An introduction into web accessibility, including the groups of people with disabilities affected by an inaccessible web site, the relevant legal and Government requirements and litigation in the area. Video demonstrations of various assistive technologies are shown, including a screen reader, thumb switch and onscreen keyboard.
Accessibility during a web site build
Incorporating accessibility into your web site build is important and can often mean the difference between an accessible and an inaccessible site at launch. Specific stages require accessibility intervention, including design, template, and final site launch. Suitable tasks and training is also covered.
Interactive maps are notoriously difficult to make accessible: in fact when it comes to accessibility for people with vision impairments, often it is assumed that maps cannot be made accessible. Gian Wild talks about the requirements for a fully accessible interactive map and how it can be accessible for all people with disabilities.
Instead of focusing on the accessibility of PDFs, Gian talks about how PDFs are used in the real world. Why do people upload so many PDFs? Gian talks about the main reasons for PDF usage – and the excuses people give as to why PDF must be used. Gian then talks about why PDFs are not the best format for the web, and when given a choice, what people really prefer.
Harvard and MIT have been sued by the National Association for the Deaf (supported by the Department of Justice) for lack of accurate closed captioning on their videos. However, the case also involves the inaccessibility of the video players. In our testing, we found only two accessible video players, and neither of them were the large commercial players that most organizations use.
Gian Wild talks about what makes a video player accessible, with examples.
Social media accessibility is an incredibly important tool in modern society.
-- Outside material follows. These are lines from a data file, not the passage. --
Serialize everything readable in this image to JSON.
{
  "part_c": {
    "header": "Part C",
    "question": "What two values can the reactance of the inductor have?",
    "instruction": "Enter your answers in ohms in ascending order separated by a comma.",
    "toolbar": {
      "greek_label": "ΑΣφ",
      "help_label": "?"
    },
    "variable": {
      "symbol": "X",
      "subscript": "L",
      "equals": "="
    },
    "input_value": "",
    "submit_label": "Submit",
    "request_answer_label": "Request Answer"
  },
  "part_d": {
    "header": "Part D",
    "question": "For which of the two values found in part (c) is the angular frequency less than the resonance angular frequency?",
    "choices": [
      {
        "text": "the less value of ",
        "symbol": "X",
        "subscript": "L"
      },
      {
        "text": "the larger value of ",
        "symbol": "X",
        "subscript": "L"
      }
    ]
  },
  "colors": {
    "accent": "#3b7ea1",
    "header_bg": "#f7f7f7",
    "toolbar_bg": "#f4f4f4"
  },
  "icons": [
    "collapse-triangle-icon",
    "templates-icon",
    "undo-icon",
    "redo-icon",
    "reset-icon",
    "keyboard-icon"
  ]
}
It is not just the young who access social media, with close to 30% of people over the age of 65 interacting on social networking sites, and 50% of people aged 50 – 64. As the percentage of recruiters who use LinkedIn is now 95%, social media is becoming an essential part of negotiating the current working environment.
The main reason why social media is not accessible is that social networking sites and apps are almost continually refreshed. Facebook sometimes changes twice a day. This, coupled with a lack of a formal testing process, means that what may be accessible today may be literally gone tomorrow.
Gian Wild goes through the accessibility issues of each of the four main social media sites (Facebook, Twitter, YouTube and LinkedIn) and discusses ways that you can make sure your social media content is accessible.
Carousel. Slideshow. Slider. Whatever you call them, they’re ubiquitous on organizational home pages across the web. And almost all of them are inaccessible. Gian goes through the requirements for an accessible slideshow, including the ability to pause with the mouse and keyboard, controls, contrast and how to make sure a carousel is accessible to screen reader users.
Unfortunately, when developing WCAG2, the Working Group did not envision the current world where mobile is almost ubiquitous. For example, on a mobile device there is no continual access to a keyboard (unless someone is using it as an add-on to the device – or using a Blackberry Classic). WCAG2 requires that all content be accessible to the keyboard interface, but it does not require that all content be accessible to a mouse or to a touchscreen user – which is essential on a mobile device. Gian Wild talks about the unique accessibility issues on a mobile site and mobile app, including hover traps, VoiceOver swipe traps and zoom traps.